Nowadays the significance of the extension of services with huge amount of data transfer is increasing. One part of this is characterized by an information source and more clients, for example internet televisions, file sharing systems. Users have more and more serious expectations of the system being quick, reliable, flexible and in addition having the lowest cost possible.
Solutions based on various architectures are available for this challenge. Against the client-server layout following the traditional design patterns constitutions based on the so-called peer-to-peer set-up can show numerous advantages. A system structured by a distributed hash table (DHT), called Kademlia, is built on the latter. It has the strength of being robust and has low usage of resources which makes it good for being the ground of a system providing a multicast function.

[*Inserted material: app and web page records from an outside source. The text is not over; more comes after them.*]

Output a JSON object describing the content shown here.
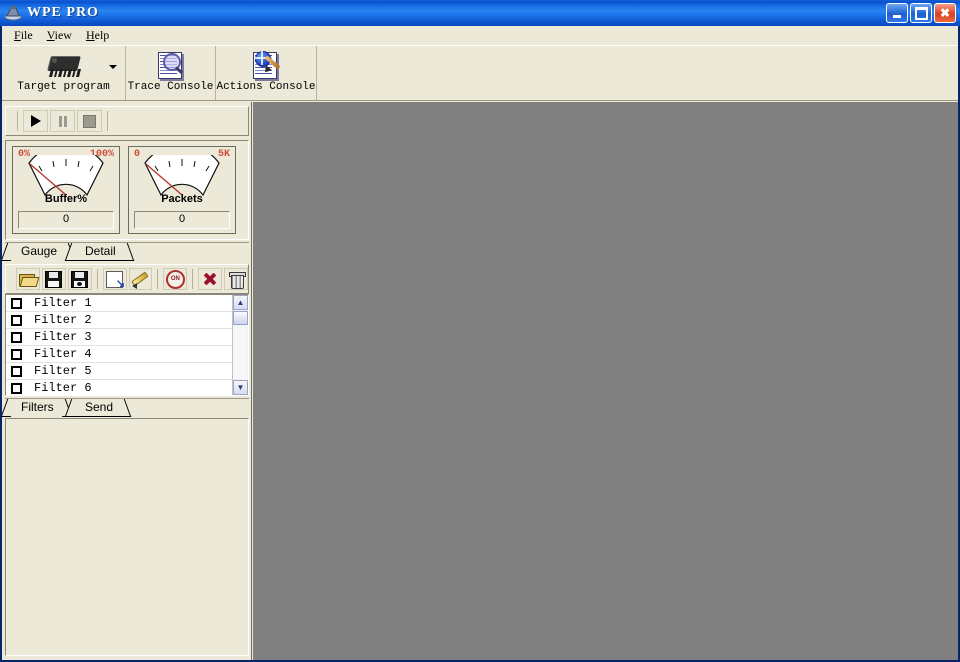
{
  "window": {
    "title": "WPE PRO",
    "icon": "app-icon",
    "buttons": {
      "minimize": "minimize",
      "maximize": "maximize",
      "close": "close"
    }
  },
  "menu": {
    "items": [
      {
        "accel": "F",
        "rest": "ile",
        "label": "File"
      },
      {
        "accel": "V",
        "rest": "iew",
        "label": "View"
      },
      {
        "accel": "H",
        "rest": "elp",
        "label": "Help"
      }
    ]
  },
  "toolbar": {
    "buttons": [
      {
        "label": "Target program",
        "icon": "chip-icon",
        "has_dropdown": true
      },
      {
        "label": "Trace Console",
        "icon": "trace-console-icon",
        "has_dropdown": false
      },
      {
        "label": "Actions Console",
        "icon": "actions-console-icon",
        "has_dropdown": false
      }
    ]
  },
  "capture_toolbar": {
    "buttons": [
      {
        "name": "start",
        "icon": "play-icon",
        "enabled": true
      },
      {
        "name": "pause",
        "icon": "pause-icon",
        "enabled": false
      },
      {
        "name": "stop",
        "icon": "stop-icon",
        "enabled": false
      }
    ]
  },
  "gauges": [
    {
      "name": "Buffer%",
      "min": "0%",
      "max": "100%",
      "value": "0"
    },
    {
      "name": "Packets",
      "min": "0",
      "max": "5K",
      "value": "0"
    }
  ],
  "gauge_tabs": {
    "items": [
      {
        "label": "Gauge",
        "active": true
      },
      {
        "label": "Detail",
        "active": false
      }
    ]
  },
  "filters_toolbar": {
    "buttons": [
      {
        "name": "open-filter",
        "icon": "open-folder-icon"
      },
      {
        "name": "save-filter",
        "icon": "save-icon"
      },
      {
        "name": "save-filter-as",
        "icon": "save-as-icon"
      },
      {
        "name": "import-filter",
        "icon": "import-icon"
      },
      {
        "name": "edit-filter",
        "icon": "pencil-icon"
      },
      {
        "name": "toggle-filter-on",
        "icon": "on-icon",
        "label": "ON"
      },
      {
        "name": "disable-filter",
        "icon": "red-x-icon"
      },
      {
        "name": "delete-filter",
        "icon": "trash-icon"
      }
    ]
  },
  "filters": {
    "items": [
      {
        "label": "Filter 1",
        "checked": false
      },
      {
        "label": "Filter 2",
        "checked": false
      },
      {
        "label": "Filter 3",
        "checked": false
      },
      {
        "label": "Filter 4",
        "checked": false
      },
      {
        "label": "Filter 5",
        "checked": false
      },
      {
        "label": "Filter 6",
        "checked": false
      }
    ],
    "scrollbar": {
      "up": "▲",
      "down": "▼"
    }
  },
  "filters_tabs": {
    "items": [
      {
        "label": "Filters",
        "active": true
      },
      {
        "label": "Send",
        "active": false
      }
    ]
  },
  "colors": {
    "titlebar_blue": "#1560d8",
    "panel_beige": "#ECE9D8",
    "mdi_gray": "#808080",
    "gauge_label_red": "#D14B3A",
    "close_red": "#D8401C"
  }
}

In my thesis I aimed to build a distributed system that is capable of spreading data between nodes. I designed the multicast service using the structure built on Kademlia’s binary tree, and then confirmed the correctness of the operation with analitical reasoning. The system, that I had verified theoretically, was realized by expanding the Entangled Kademlia-implementation in Python language. During the implementation I used asynchron programming techniques to achieve better running speed.
I have applied the complete program on a network of 100 virtual machines. In the course of testing, I paid special attention on monitoring system reliability. Moreover, I compared my solution to data forwarding methods that use different approaches. I have performed measurements and evaluated their results with the help of automatized techniques, based on package traffic and logs.

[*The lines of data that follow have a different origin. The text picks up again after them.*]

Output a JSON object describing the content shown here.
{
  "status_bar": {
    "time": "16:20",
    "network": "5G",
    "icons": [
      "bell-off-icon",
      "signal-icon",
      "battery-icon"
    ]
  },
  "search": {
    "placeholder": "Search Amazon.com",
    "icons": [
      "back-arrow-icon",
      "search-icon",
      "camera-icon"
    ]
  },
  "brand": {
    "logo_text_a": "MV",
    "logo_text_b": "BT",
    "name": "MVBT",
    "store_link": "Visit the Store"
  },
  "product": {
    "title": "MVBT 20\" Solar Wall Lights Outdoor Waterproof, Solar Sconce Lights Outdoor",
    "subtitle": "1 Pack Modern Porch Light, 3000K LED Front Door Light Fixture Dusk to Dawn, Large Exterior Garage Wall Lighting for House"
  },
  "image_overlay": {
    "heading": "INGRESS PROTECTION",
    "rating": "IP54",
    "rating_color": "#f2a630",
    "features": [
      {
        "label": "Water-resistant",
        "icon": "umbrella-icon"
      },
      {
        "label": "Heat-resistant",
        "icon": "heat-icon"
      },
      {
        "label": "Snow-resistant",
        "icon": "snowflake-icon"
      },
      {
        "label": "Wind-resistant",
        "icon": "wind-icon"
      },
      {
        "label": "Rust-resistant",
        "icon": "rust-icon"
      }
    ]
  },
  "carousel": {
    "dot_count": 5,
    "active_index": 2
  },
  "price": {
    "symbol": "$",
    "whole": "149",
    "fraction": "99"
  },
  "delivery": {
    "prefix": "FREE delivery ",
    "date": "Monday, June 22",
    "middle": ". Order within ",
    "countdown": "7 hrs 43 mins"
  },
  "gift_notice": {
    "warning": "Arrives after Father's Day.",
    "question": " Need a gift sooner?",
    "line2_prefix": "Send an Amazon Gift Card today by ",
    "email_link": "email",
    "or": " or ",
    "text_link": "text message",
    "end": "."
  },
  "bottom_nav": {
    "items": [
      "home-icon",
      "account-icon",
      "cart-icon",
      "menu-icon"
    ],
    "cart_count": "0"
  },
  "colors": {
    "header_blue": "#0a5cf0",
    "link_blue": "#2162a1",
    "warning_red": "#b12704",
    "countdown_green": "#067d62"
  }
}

By analyzing the results I discovered that the tested system did not meet the expectations of reliability because of the located incompletions of the received implementation. On the other hand further analysis showed that it is more scalable than its rivals, and it produced better performance during relaying large quantity of data compared to other sending strategies. I used the results and conclusions to draw up the directions of further development of the method.